Imperialism in the Far East and the Americas
China, once the most civilized and advanced nations in the world, began to rapidly decline in the 19th century. European imperial interests destabilized the government leading to rebellion and halfhearted reforms. Meanwhile Japan, learning from China’s example, adopted western ways by rapidly modernizing and seeking an empire of its own. By adopting western ways Japan was able to avoid being taken over like Africa or carved into spheres of influence like China. Meanwhile smaller Asian nations were able to escape domination by claiming it was in the best interests of the Europeans. These nations, like Thailand, were able to remain as independent buffer states so long as it benefited the Europeans. The United States also became an imperialist power during this time by forcing Japan open to trade and by inheriting an empire in the Spanish-American War. However America was not a reluctant empire builder as the nation also took steps to secure Hawaii as a part of the United States’ growing empire.
- Was Europe’s interventions in China warranted?
- Can the “white man’s conquest” of the Philippines be justified?

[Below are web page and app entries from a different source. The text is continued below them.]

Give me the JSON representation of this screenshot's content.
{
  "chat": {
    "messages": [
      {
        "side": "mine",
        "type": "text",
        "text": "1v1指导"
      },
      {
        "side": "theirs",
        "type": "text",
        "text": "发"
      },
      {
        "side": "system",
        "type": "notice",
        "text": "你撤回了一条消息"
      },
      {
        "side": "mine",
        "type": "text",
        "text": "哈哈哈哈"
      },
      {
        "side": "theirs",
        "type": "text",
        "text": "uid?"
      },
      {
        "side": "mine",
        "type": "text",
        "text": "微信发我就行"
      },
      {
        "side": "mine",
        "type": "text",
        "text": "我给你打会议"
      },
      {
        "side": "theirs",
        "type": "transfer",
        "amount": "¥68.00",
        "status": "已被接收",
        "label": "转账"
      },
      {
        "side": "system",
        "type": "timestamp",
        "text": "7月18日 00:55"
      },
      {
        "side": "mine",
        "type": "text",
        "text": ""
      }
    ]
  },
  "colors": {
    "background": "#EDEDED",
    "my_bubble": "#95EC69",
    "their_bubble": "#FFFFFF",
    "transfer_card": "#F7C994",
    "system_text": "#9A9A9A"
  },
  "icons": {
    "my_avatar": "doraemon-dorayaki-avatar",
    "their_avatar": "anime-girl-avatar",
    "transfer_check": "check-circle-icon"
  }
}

- Was the United States justified in taking over Philippines?
- How can geography play a major role in determining who is colonized and how?
- Does the need for self-defense give the US the right to interfere in the affairs of other nations?
- Was the United States imperialistic in the Far East?
- Power, Authority and Governance
- Production, Distribution and Consumption
- Global Connections
- Assignment 1: A Faltering Empire
- Assignment 2: Japan Awakens
- Assignment 3: Buffers
- Assignment 4: Americans in Hawaii
- Assignment 5: South of the Border